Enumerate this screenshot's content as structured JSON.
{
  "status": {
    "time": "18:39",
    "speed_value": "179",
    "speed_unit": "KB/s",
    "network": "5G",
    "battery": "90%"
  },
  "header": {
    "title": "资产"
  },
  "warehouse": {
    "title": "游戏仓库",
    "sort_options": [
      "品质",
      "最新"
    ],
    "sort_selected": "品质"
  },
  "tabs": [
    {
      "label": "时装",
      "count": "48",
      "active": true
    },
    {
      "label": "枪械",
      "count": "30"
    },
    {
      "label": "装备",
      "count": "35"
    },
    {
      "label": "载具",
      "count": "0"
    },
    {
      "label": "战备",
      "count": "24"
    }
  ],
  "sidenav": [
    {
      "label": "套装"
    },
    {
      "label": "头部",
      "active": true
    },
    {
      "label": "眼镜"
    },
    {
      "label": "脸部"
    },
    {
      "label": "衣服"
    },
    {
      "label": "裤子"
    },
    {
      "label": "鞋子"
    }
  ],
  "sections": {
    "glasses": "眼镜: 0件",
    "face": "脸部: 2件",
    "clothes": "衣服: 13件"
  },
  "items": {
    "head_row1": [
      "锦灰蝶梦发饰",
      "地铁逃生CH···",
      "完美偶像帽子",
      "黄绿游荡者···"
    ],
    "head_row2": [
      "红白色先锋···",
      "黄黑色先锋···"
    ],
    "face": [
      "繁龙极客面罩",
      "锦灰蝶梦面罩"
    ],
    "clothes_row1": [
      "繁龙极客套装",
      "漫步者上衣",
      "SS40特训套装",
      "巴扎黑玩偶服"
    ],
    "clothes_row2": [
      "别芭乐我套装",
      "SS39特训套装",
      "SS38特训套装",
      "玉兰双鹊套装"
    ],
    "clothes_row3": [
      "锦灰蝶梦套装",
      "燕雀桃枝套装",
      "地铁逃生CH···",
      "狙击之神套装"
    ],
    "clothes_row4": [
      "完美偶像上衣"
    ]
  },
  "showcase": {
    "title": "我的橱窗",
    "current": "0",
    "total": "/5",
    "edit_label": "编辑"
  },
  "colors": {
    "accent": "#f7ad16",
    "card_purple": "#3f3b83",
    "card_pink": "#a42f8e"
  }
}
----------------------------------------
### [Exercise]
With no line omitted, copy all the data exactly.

### [Expected answer]
Enumerate this screenshot's content as structured JSON.
{
  "status": {
    "time": "18:39",
    "speed_value": "179",
    "speed_unit": "KB/s",
    "network": "5G",
    "battery": "90%"
  },
  "header": {
    "title": "资产"
  },
  "warehouse": {
    "title": "游戏仓库",
    "sort_options": [
      "品质",
      "最新"
    ],
    "sort_selected": "品质"
  },
  "tabs": [
    {
      "label": "时装",
      "count": "48",
      "active": true
    },
    {
      "label": "枪械",
      "count": "30"
    },
    {
      "label": "装备",
      "count": "35"
    },
    {
      "label": "载具",
      "count": "0"
    },
    {
      "label": "战备",
      "count": "24"
    }
  ],
  "sidenav": [
    {
      "label": "套装"
    },
    {
      "label": "头部",
      "active": true
    },
    {
      "label": "眼镜"
    },
    {
      "label": "脸部"
    },
    {
      "label": "衣服"
    },
    {
      "label": "裤子"
    },
    {
      "label": "鞋子"
    }
  ],
  "sections": {
    "glasses": "眼镜: 0件",
    "face": "脸部: 2件",
    "clothes": "衣服: 13件"
  },
  "items": {
    "head_row1": [
      "锦灰蝶梦发饰",
      "地铁逃生CH···",
      "完美偶像帽子",
      "黄绿游荡者···"
    ],
    "head_row2": [
      "红白色先锋···",
      "黄黑色先锋···"
    ],
    "face": [
      "繁龙极客面罩",
      "锦灰蝶梦面罩"
    ],
    "clothes_row1": [
      "繁龙极客套装",
      "漫步者上衣",
      "SS40特训套装",
      "巴扎黑玩偶服"
    ],
    "clothes_row2": [
      "别芭乐我套装",
      "SS39特训套装",
      "SS38特训套装",
      "玉兰双鹊套装"
    ],
    "clothes_row3": [
      "锦灰蝶梦套装",
      "燕雀桃枝套装",
      "地铁逃生CH···",
      "狙击之神套装"
    ],
    "clothes_row4": [
      "完美偶像上衣"
    ]
  },
  "showcase": {
    "title": "我的橱窗",
    "current": "0",
    "total": "/5",
    "edit_label": "编辑"
  },
  "colors": {
    "accent": "#f7ad16",
    "card_purple": "#3f3b83",
    "card_pink": "#a42f8e"
  }
}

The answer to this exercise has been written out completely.